The Muse of Creativity has returned once more to my door, after what seemed like a very long absence. She is a gentle, quiet creature who never barges into my life: instead she knocks, then waits patiently for my answer. And when I am ready to greet her, she happily comes in, sits down in a comfortable spot, and makes herself at home for a while.

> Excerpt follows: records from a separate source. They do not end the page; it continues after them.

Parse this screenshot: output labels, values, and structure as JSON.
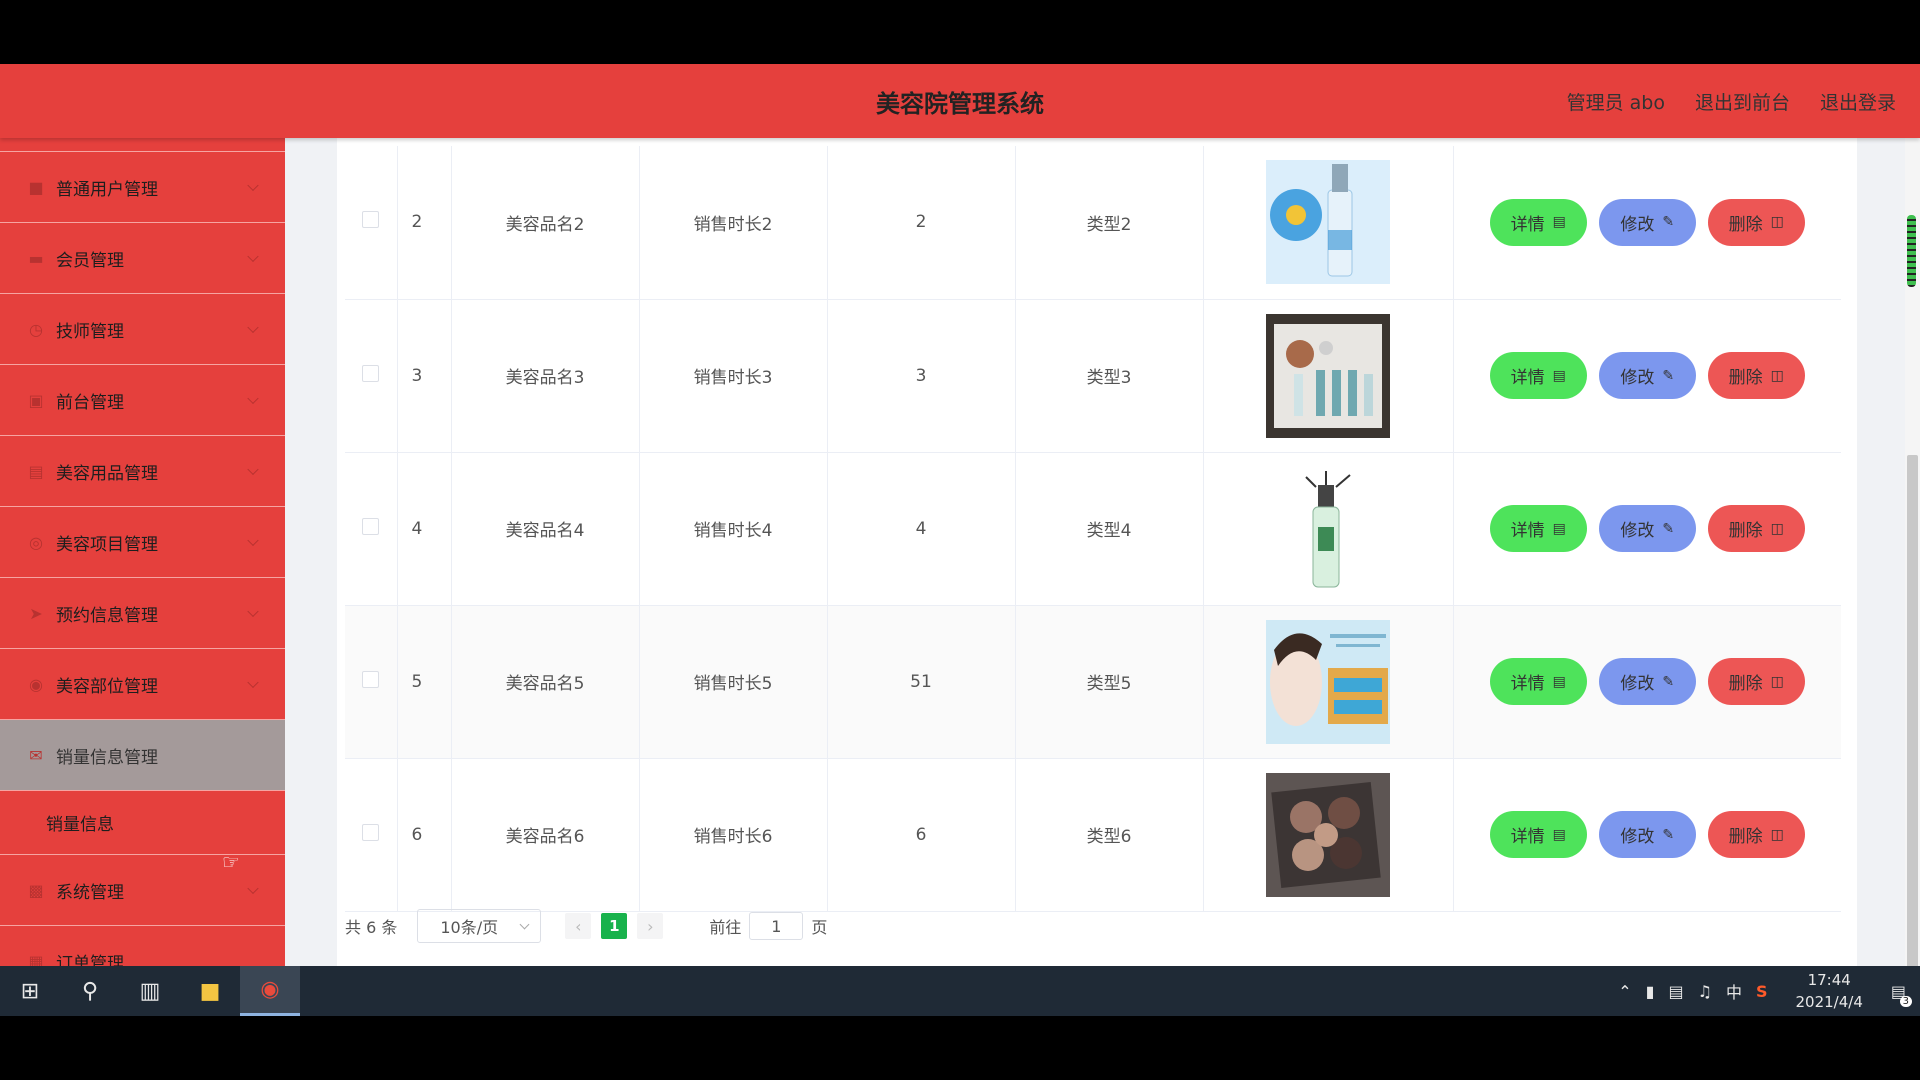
{
  "header": {
    "title": "美容院管理系统",
    "user": "管理员 abo",
    "front": "退出到前台",
    "logout": "退出登录"
  },
  "sidebar": {
    "items": [
      {
        "label": "普通用户管理",
        "icon": "user-icon"
      },
      {
        "label": "会员管理",
        "icon": "briefcase-icon"
      },
      {
        "label": "技师管理",
        "icon": "clock-icon"
      },
      {
        "label": "前台管理",
        "icon": "desk-icon"
      },
      {
        "label": "美容用品管理",
        "icon": "clipboard-icon"
      },
      {
        "label": "美容项目管理",
        "icon": "target-icon"
      },
      {
        "label": "预约信息管理",
        "icon": "send-icon"
      },
      {
        "label": "美容部位管理",
        "icon": "circle-icon"
      },
      {
        "label": "销量信息管理",
        "icon": "mail-icon",
        "active": true
      }
    ],
    "submenu": "销量信息",
    "after": [
      {
        "label": "系统管理",
        "icon": "chart-icon"
      },
      {
        "label": "订单管理",
        "icon": "order-icon"
      }
    ]
  },
  "table": {
    "rows": [
      {
        "idx": "2",
        "name": "美容品名2",
        "duration": "销售时长2",
        "qty": "2",
        "type": "类型2",
        "image": "serum-bottle"
      },
      {
        "idx": "3",
        "name": "美容品名3",
        "duration": "销售时长3",
        "qty": "3",
        "type": "类型3",
        "image": "gift-set"
      },
      {
        "idx": "4",
        "name": "美容品名4",
        "duration": "销售时长4",
        "qty": "4",
        "type": "类型4",
        "image": "clear-bottle"
      },
      {
        "idx": "5",
        "name": "美容品名5",
        "duration": "销售时长5",
        "qty": "51",
        "type": "类型5",
        "image": "face-mask"
      },
      {
        "idx": "6",
        "name": "美容品名6",
        "duration": "销售时长6",
        "qty": "6",
        "type": "类型6",
        "image": "eyeshadow"
      }
    ],
    "actions": {
      "detail": "详情",
      "edit": "修改",
      "delete": "删除"
    }
  },
  "pager": {
    "total": "共 6 条",
    "size": "10条/页",
    "current": "1",
    "goto": "前往",
    "goto_value": "1",
    "page": "页"
  },
  "taskbar": {
    "time": "17:44",
    "date": "2021/4/4",
    "ime": "中",
    "notifications": "3"
  },
  "colors": {
    "brand": "#e5403d",
    "detail": "#4ee35b",
    "edit": "#7c97ee",
    "delete": "#ed5655"
  }
}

Don’t get me wrong, I have always considered myself a creative, artistic and somewhat quirky person. It is my nature to gravitate towards all things artistic, aesthetically pleasing, and unusual. I love all the expressive arts and enjoy trying my hand at most of them when I have the opportunity. Of course my creative expressions of choice are those involving words (obviously), colors, brushes, pencils, chalks, and paper, and so when Muse returns to help inspire me in the realm of painting and drawing I am really grateful and glad for her help. There are a thousand ways to be an artist in this life, and I am, true to my nature, a somewhat inconsistent type. This means that I can have big bouts of artistic urges, and will create a bunch of artworks all in a fairly short period of time (like weeks or months,) and then for reasons unknown to me, will stop and either do something else completely, or else simply not create anything for a while. Inevitably, at a certain point my Muse will then magically reappear in my life and say, ‘Come on, now, let’s pull out the paints and brushes and paper and get to work, Leigh! You have been lazy long enough.”
This has happened again in the past week, so I have obliged her by once more pulling out the brushes and paints, stretching some watercolor paper, and getting to play. What a pleasure it is to make art again after such a long hiatus, like a child finding beloved toys which had been sitting in a dusty attic and playing with them again. One lovely thing about creativity is that it begets more of the same: I went for a walk along the edge of the fields last weekend and it was so beautiful there that I pulled out some paper and pen from my pocket and wrote down several lines of verses. Great poetry it isn’t, but I liked doing it and hope to be able to share them with my young friends at the school, to show them that it isn’t so difficult to make a poem, you only need a bit of inspiration and some fresh air and nature around you. Oh yes, and some paper and a pencil!
Here are a few lines for you, dear Readers. These are only fleeting images, but maybe when you read them you will be able to catch a glimpse of my walk:
The smooth, cool skin of the beeches against my palm
a mottled sage green, white dotted lines running around its breadth
Their trunks gracefully curving like the limbs of young dancers
Leaves still green, now speckled yellow and splashes of
crimson, their scalloped ravelled edges now browning
A perfect, ochre snail shell
clinging to a slender grey trunk
Water skippers hopping across the rippling stream
pieces of sky reflected in the water
a canopy of leaves greening over my head
Small, bright red berries quivering
on the ends of delicate green strings
One perfect, golden sunflower,
its brown, open face
gazing silently down upon my countenance
Its heart-shaped arms spread lovingly upwards
Accepting the honey bees
Silently teaching me how to pray.
Perhaps it has to do with getting a bit older, and therefore more relaxed about life, or perhaps it is for other reasons, but no matter, these days I am no longer in such a struggling place with my artist self as I once was. I no longer berate myself for the art I don’t make, and instead simply enjoy whatever kind of artistic process I do make, whenever it comes to me. Many are much more skilled than I, and certainly more disciplined and hard-working, more prolific, more talented, dazzling, brilliant, etc….. but I am delighted to be able to say that I no longer care about all of that comparison business: I am simply happy that I make art, when I make it and how I make it. It brings me joy and peace and happiness in such a pleasureful way. To my way of thinking, that is really the point of doing it. Rejoice in the Muse’s presence, enjoy her as thoroughly as possible, and when she disappears again, as she certainly will, let her go. This world is full of so many wonderous things to experience in the course of a day, we might as well enjoy it, love it as much as we can, and above all else, accept it.
He who binds to himself a joy
Does the winged life destroy;
But he who kisses the joy as it flies
Lives in Eternity’s sun rise. – William Blake
- The Daily Muse (onewaytowonder.wordpress.com)
- Muses: Inspiring or Vexing? Both… (naomiedmondson.wordpress.com)
- The muse (visionquestearth.wordpress.com)